On the subject of growth maybe the business owner/s have a goal to make an acquisition. Such opportunities can be highly beneficial for a company’s growth potential. When you find the right company to purchase, however, even if it is at a reasonable price, cash will be a requirement to make the transaction possible, especially if loan facilities are not available or if lenders’ terms make credit an unfavourable source of revenue.
Many businesses will know the hardship of suddenly facing an unexpected legal bill or a downturn in the economy. With cash available, the business is more likely to survive these setbacks without having to take drastic measures such as laying off employees, cutting back on production or worst of all, closing the business completely.
In the aftermath of Carillion, where it appears mismanagement of low margins significantly contributed to the company’s demise, it is important to remember that there are businesses who are very successful in operating with this business model. Aside from WalMart, mentioned earlier, McDonalds is known for yielding low margins but still competes successfully in the restaurant industry by aligning their offering, methodology and target market. Similarly, Nando's operates on the same basic principles. IKEA are another shining example, a global success story of fine tuning costs throughout their manufacturing and delivery chains enabling these savings to pass to their customers. The airline industry has typically been an industry where profits are hard to come by without charging high-ticket prices but when EasyJet entered the market it was confident it could operate with a low cost model and given the news of last year’s results they are clearly doing something right.

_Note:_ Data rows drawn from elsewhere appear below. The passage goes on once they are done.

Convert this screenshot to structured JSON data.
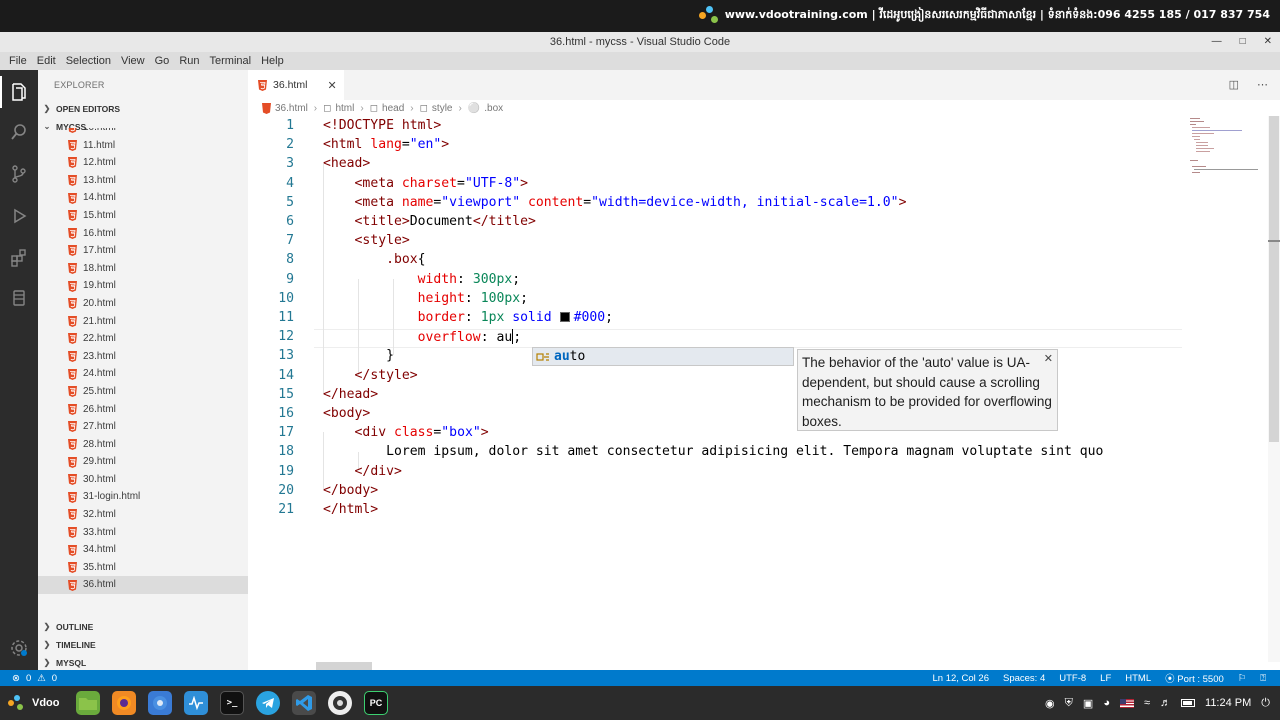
{
  "topbar": {
    "brand_text": "www.vdootraining.com | វីដេអូបង្រៀនសរសេរកម្មវិធីជាភាសាខ្មែរ | ទំនាក់ទំនង:096 4255 185 / 017 837 754"
  },
  "window": {
    "title": "36.html - mycss - Visual Studio Code"
  },
  "menu": [
    "File",
    "Edit",
    "Selection",
    "View",
    "Go",
    "Run",
    "Terminal",
    "Help"
  ],
  "sidebar": {
    "header": "EXPLORER",
    "open_editors": "OPEN EDITORS",
    "folder": "MYCSS",
    "files": [
      "10.html",
      "11.html",
      "12.html",
      "13.html",
      "14.html",
      "15.html",
      "16.html",
      "17.html",
      "18.html",
      "19.html",
      "20.html",
      "21.html",
      "22.html",
      "23.html",
      "24.html",
      "25.html",
      "26.html",
      "27.html",
      "28.html",
      "29.html",
      "30.html",
      "31-login.html",
      "32.html",
      "33.html",
      "34.html",
      "35.html",
      "36.html"
    ],
    "active_file": "36.html",
    "outline": "OUTLINE",
    "timeline": "TIMELINE",
    "mysql": "MYSQL"
  },
  "tab": {
    "label": "36.html"
  },
  "breadcrumb": [
    "36.html",
    "html",
    "head",
    "style",
    ".box"
  ],
  "editor": {
    "line_numbers": [
      "1",
      "2",
      "3",
      "4",
      "5",
      "6",
      "7",
      "8",
      "9",
      "10",
      "11",
      "12",
      "13",
      "14",
      "15",
      "16",
      "17",
      "18",
      "19",
      "20",
      "21"
    ],
    "color_value": "#000",
    "lorem": "Lorem ipsum, dolor sit amet consectetur adipisicing elit. Tempora magnam voluptate sint quo"
  },
  "suggest": {
    "match": "au",
    "rest": "to"
  },
  "hover_doc": {
    "text": "The behavior of the 'auto' value is UA-dependent, but should cause a scrolling mechanism to be provided for overflowing boxes."
  },
  "statusbar": {
    "errors": "0",
    "warnings": "0",
    "position": "Ln 12, Col 26",
    "spaces": "Spaces: 4",
    "encoding": "UTF-8",
    "eol": "LF",
    "language": "HTML",
    "port": "Port : 5500"
  },
  "taskbar": {
    "start_label": "Vdoo",
    "time": "11:24 PM"
  },
  "colors": {
    "accent": "#007acc",
    "tag": "#800000",
    "attr": "#e50000",
    "string": "#0000ff",
    "number": "#098658"
  }
}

These examples indicate that the cost leadership model can be highly successful, but for businesses thinking of operating this way it is important to remember it is not always easy to deploy the strategy. If you are marketing your company as the cheapest source for product or service you need to minimise costs to be able to pass the savings on to your customers. Low Cost Holidays, Monarch and BHS are all examples of organisations whose decline can be attributed to mismanagement of the low cost model and for those of us old enough to remember, the sad decline of 99 year old Woolworths epitomizes all that should be monitored for an organisation who wishes to operate with this strategy.